Creativity can be cathartic in the healing process. Convert leashes into trendy bracelets or belts. An unused dog bed can be transformed into a floor pillow. Involving yourself in a creative project not only honors your pet's memory but can also provide a therapeutic outlet for your grief.
Emotional Health and Moving On
The Emotional Journey of Moving On
Moving on doesn't mean forgetting; it means finding a way to live with the loss. It's essential to understand that grieving for a pet is a deeply personal process that differs from person to person. You may experience a variety of emotions, such as sadness, anger, guilt, and even relief, especially if your dog had been suffering from health issues. All these feelings are normal. Take your time to mourn and heal, and remember that it's okay to cry and express your feelings. Gradually, as you navigate your grief, you'll find yourself able to reflect on the happy memories without them causing overwhelming pain.
Deciding When/If to Get a New Pet
There's no universal "right" time to get another pet. While some individuals may feel ready to welcome a new pet into their lives relatively soon, others may need an extended period to heal. Consider your readiness to commit to another pet's lifetime and to form a new and unique bond. Getting a new pet should never be an attempt to replace the one lost but to make another friend who will bring its own unique joy and companionship.
Seeking Professional Help if Needed
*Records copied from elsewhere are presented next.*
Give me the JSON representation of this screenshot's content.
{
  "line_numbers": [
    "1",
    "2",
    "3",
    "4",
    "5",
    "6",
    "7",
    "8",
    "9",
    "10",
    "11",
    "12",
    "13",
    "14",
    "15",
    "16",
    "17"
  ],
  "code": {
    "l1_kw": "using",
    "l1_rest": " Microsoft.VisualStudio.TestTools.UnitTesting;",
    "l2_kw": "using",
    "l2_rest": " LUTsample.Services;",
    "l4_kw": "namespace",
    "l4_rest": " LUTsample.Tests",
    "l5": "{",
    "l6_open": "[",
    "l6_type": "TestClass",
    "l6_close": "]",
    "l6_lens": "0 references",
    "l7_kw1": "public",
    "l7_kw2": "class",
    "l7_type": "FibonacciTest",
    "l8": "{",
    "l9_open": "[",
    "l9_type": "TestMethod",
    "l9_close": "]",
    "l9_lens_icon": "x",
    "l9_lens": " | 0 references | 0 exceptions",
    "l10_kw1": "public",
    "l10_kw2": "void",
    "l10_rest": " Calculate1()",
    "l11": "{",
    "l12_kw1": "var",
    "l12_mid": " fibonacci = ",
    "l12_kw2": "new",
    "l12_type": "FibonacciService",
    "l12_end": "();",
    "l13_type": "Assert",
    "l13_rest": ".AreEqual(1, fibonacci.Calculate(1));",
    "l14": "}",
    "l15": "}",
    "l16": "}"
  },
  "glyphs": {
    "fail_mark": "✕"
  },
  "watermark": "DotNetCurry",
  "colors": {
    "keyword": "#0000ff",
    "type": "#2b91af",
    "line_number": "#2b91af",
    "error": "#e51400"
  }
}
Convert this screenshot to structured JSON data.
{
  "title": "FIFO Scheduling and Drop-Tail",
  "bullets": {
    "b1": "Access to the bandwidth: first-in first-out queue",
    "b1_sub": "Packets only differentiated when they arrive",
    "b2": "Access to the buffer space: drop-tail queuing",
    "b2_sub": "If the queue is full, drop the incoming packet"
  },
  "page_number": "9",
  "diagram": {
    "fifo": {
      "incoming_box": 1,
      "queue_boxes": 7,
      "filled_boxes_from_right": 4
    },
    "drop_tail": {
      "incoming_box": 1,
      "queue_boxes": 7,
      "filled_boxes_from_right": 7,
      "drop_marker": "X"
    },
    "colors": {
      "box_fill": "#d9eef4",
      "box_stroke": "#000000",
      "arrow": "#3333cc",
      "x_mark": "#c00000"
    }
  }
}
If your grief becomes too overwhelming or if it significantly interferes with your daily life, don't hesitate to seek help from experts. Therapists and counselors, particularly those specializing in pet loss, can provide the necessary tools and strategies to cope with your loss. You could also consider joining pet loss support groups, both in-person and online, where you can share your experiences and feelings with others who understand what you're going through.
The passing of a beloved pet is a deeply personal and emotional time. It's important to give yourself the time and space to grieve, make thoughtful decisions about your dog's belongings, and decide when or if you're ready to welcome a new pet. There are several choices available when dealing with your dog's belongings, whether you choose to keep them as keepsakes, donate them, repurpose them, or dispose of them responsibly. No matter what, remember that seeking professional help is a sign of strength, not weakness if the grieving process becomes overwhelming.
Grieving is a journey, not a destination. It's okay to feel sadness, it's okay to feel loss, and it's okay to take your time to heal. Your pet was a cherished part of your family, and it's natural to mourn their passing. Always remember the love and joy they brought into your life. With time, the pain will soften, and you'll be left with beautiful memories of your beloved friend.
Besides, there are numerous blogs that specialize in pet memorabilia and provide valuable resources for those who want to honor their pets' memories. Here are a few suggestions: